Starbucks was a pioneer of this philosophy. Like them or not, they killed their closest competitors. With retails sales on the rise again, it would be a good idea to look for services that go above and beyond the status quo when it comes to customer satisfaction.
If two companies are otherwise equal, the one that gives whipped cream and a cherry on top will most likely have a lot more repeat customers, and an improving reputation. In contrast a company who makes you talk to someone from half way around the world in order to cut expenses will have a diminishing value that's not necessarily reflected on the last balance sheet.
Most of the great bargains out there now seem to be in the banking industry. I think historically banking and finance companies have made up the majority of the stock market. I'm sure that being near center stage of the recent credit crisis has also caused a lot of selling of their shares. Though there were a couple of cases of bank nationalization, they seemed to be mostly necessary to prevent a domino effect. I think it's very clear that most voters don't want nationalized anything, whether it's in their best interest or not. There are occasionally a couple of different industries that show up in "good value" screens, notably shipping and energy companies. I'm going to try to make up a diversified selection with a moderately heavy composition of banks. They look too good to pass up.
China has responded to it's cue to devalue it's currency.
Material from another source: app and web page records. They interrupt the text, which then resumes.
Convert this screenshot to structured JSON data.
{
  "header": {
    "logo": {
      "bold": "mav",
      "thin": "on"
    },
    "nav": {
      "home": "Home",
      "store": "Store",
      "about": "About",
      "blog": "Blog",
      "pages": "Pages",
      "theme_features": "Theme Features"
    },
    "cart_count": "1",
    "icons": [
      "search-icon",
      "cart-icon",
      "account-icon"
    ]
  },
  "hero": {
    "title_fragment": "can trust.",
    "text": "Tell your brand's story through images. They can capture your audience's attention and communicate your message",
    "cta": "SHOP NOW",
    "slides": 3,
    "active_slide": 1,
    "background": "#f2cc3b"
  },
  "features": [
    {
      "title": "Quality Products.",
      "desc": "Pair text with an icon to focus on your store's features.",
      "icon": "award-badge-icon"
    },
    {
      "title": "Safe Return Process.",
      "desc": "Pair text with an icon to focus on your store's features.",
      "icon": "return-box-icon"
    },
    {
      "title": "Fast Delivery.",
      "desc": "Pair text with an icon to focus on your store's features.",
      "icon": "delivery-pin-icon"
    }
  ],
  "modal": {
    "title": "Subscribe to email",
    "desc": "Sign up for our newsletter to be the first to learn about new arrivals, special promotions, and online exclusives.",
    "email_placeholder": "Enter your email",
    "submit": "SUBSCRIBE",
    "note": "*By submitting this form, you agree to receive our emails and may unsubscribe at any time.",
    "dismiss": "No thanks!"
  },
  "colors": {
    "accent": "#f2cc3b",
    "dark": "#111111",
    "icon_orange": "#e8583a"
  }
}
However the new money it's printing isn't going to be tied up in bureaucratic battles for years or decades as most of the developed nations attempts to spend the economy back to health are.
I can't speak for individual citizens, but for a country as a whole China is far outperforming the majority in economic terms. It's making financial decisions similar to those of global monetary entities. Strategically subsidizing international projects which are bound to repay massive dividends.
A recent example is China's decision to subsidize a 10 billion dollar rail project in Argentina. The main publicized motivation is to give China an opportunity to further develop it's high-speed rail technology. Why not keep it to them self? One of the most obvious reasons is to promote it's brands. If this project is a success, which it has a great likelihood of being, you can bet who other South American countries will goto for high-speed rail systems. Another major benefactor of this proposal is China's diplomatic value. A Chinese ban of Argentina's soy has been brushed under the rug for now. There are more than a few other positive impacts the strategic economic play will have in store for China.
Lots of growth seems almost certain, but keep in mind a less developed economy is more likely to be turbulent. A pretty sizable chunk of my portfolio is made up of Chinese companies (over 10%). If good publicity like this keeps coming over the next decade, then I could easily see that composition being more like 20% to 25%. It's definitely possible to find companies from there with steady long term dividends and earnings records. It's a very tempting market, but the good times could end up having a mirage aftertaste.